◆ Description of the task ◆
After reading the data below, copy out every line that contains the word "Internet".

Saved data entries:
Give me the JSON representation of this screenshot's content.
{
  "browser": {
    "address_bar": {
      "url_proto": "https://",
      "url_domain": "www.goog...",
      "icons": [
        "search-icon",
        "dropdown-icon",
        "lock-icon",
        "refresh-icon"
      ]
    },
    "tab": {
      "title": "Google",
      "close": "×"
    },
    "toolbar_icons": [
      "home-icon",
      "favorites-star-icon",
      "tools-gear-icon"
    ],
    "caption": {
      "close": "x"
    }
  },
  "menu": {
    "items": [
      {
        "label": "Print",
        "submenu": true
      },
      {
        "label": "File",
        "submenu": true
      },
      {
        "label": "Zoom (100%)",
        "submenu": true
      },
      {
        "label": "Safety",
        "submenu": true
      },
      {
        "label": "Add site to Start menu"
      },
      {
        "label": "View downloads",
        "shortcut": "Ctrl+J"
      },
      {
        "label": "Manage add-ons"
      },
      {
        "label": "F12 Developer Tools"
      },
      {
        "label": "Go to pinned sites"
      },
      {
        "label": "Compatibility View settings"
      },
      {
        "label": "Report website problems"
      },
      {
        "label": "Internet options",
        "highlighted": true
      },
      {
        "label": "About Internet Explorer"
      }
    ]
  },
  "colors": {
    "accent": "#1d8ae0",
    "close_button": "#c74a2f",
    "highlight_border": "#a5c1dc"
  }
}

◆ Final answer ◆
        "label": "Internet options",
        "label": "About Internet Explorer"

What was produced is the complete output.